Description of the task: Wherever a line below holds the word "title", copy that line.

Dataset content:

################

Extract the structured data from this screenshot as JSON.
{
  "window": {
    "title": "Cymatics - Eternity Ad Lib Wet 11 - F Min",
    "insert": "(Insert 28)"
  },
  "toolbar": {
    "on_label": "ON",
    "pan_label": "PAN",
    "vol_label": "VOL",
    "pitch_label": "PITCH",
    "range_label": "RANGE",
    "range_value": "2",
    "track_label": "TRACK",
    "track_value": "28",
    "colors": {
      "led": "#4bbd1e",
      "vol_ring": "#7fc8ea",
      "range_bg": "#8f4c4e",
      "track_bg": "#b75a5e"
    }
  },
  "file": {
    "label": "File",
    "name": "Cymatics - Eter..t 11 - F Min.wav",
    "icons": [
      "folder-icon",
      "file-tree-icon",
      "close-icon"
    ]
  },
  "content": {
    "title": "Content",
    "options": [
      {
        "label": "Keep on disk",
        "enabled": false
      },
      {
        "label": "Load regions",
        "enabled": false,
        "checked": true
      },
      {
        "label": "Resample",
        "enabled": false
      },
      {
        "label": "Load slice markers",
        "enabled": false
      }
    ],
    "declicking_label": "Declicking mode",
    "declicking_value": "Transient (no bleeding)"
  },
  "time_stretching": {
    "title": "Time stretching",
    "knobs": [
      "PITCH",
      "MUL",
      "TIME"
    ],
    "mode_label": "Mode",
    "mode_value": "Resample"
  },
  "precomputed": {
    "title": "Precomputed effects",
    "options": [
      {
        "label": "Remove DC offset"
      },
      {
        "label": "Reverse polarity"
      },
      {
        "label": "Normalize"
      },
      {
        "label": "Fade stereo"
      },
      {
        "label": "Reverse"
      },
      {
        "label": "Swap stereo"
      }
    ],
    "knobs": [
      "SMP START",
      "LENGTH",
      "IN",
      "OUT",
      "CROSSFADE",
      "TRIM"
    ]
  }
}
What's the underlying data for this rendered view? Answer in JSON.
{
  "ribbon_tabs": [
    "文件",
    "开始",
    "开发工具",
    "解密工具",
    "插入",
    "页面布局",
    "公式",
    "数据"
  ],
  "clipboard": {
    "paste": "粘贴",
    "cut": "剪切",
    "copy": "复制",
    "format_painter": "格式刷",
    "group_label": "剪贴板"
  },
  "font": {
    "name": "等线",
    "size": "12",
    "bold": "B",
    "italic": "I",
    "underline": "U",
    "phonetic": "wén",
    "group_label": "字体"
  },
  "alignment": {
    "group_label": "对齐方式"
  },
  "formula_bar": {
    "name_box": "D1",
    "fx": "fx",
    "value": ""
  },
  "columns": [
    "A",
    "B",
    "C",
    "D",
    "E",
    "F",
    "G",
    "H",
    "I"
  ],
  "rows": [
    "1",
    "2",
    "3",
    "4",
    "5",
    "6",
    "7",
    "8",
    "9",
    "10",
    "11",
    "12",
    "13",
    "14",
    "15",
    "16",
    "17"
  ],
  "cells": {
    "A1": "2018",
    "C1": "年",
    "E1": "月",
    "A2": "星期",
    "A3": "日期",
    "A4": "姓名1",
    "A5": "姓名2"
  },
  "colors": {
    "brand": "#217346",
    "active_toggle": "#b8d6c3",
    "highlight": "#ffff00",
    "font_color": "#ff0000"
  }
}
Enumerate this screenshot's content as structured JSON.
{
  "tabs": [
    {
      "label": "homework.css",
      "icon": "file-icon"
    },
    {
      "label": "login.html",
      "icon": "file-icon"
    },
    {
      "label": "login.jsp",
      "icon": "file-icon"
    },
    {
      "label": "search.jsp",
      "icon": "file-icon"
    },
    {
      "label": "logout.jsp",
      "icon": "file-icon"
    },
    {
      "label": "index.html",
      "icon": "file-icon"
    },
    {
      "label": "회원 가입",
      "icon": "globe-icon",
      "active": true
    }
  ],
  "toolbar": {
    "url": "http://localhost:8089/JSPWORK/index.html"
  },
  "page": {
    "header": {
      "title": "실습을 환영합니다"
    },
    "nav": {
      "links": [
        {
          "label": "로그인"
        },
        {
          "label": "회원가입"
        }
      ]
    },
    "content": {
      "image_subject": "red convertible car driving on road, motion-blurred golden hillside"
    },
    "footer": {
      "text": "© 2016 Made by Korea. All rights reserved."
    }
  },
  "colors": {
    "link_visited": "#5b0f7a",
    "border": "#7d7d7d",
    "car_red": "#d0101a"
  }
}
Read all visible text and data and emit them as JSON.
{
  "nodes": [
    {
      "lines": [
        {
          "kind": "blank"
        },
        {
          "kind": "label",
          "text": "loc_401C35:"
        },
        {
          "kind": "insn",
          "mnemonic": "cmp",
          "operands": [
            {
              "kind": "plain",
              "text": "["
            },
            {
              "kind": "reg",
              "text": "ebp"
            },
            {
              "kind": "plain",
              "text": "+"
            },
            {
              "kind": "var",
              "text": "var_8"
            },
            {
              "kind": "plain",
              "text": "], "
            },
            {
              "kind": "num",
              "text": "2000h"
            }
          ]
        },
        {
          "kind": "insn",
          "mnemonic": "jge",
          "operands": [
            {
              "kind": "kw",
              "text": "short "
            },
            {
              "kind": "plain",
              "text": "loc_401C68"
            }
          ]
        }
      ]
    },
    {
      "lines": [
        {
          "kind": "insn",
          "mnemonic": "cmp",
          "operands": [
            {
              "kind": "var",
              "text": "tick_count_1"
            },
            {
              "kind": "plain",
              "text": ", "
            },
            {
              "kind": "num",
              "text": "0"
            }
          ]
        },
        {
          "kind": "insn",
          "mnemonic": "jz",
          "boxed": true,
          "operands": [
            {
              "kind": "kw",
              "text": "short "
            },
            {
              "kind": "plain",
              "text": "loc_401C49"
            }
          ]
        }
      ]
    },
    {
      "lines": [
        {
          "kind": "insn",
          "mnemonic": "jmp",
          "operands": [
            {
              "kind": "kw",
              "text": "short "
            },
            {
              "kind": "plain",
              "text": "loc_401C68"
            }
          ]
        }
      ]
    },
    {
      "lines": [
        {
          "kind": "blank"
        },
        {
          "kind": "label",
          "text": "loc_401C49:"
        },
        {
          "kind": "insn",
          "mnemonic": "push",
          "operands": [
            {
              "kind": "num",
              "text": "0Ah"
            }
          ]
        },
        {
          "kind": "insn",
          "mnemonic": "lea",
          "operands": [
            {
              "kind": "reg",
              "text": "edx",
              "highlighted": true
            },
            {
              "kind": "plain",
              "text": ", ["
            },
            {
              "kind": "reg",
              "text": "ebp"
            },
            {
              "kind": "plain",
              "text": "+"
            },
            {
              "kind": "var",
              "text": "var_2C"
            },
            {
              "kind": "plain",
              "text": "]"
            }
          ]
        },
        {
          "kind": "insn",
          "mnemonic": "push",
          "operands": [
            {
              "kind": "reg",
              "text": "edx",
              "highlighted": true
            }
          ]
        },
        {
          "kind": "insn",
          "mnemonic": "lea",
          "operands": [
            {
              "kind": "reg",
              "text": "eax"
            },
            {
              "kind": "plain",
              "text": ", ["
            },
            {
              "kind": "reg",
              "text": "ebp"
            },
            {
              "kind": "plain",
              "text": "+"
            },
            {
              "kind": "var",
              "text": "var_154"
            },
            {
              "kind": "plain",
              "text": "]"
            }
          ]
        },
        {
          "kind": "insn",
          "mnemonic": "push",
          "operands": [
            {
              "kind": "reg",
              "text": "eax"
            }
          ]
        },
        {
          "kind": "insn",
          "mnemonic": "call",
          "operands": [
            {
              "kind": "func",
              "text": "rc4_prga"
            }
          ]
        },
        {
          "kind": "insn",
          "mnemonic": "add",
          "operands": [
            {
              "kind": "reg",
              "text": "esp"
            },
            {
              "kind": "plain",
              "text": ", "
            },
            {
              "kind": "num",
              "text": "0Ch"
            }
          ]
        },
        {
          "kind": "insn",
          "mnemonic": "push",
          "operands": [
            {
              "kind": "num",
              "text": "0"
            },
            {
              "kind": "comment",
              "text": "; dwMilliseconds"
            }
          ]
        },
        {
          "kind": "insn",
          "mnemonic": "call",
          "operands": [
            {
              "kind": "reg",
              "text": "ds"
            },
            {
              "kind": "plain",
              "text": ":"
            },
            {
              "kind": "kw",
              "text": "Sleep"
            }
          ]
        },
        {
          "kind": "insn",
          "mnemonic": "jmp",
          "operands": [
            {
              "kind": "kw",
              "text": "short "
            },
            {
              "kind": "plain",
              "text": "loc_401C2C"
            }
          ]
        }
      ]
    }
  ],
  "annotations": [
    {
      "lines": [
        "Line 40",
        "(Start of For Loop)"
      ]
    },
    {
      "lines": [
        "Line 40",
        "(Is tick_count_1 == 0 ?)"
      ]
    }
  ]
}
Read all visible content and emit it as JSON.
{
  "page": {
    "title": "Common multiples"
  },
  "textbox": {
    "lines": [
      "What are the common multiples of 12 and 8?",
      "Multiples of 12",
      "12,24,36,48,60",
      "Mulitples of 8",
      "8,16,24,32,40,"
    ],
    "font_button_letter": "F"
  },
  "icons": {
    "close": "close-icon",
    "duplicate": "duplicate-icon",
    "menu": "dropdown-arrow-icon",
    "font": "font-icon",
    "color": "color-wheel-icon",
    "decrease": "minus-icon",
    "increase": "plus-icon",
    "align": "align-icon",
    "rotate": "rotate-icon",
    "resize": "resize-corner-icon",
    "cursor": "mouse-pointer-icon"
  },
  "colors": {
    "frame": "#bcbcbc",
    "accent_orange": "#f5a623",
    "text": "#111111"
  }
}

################

The answer:
    "title": "Cymatics - Eternity Ad Lib Wet 11 - F Min",
    "title": "Content",
    "title": "Time stretching",
    "title": "Precomputed effects",
      "title": "실습을 환영합니다"
    "title": "Common multiples"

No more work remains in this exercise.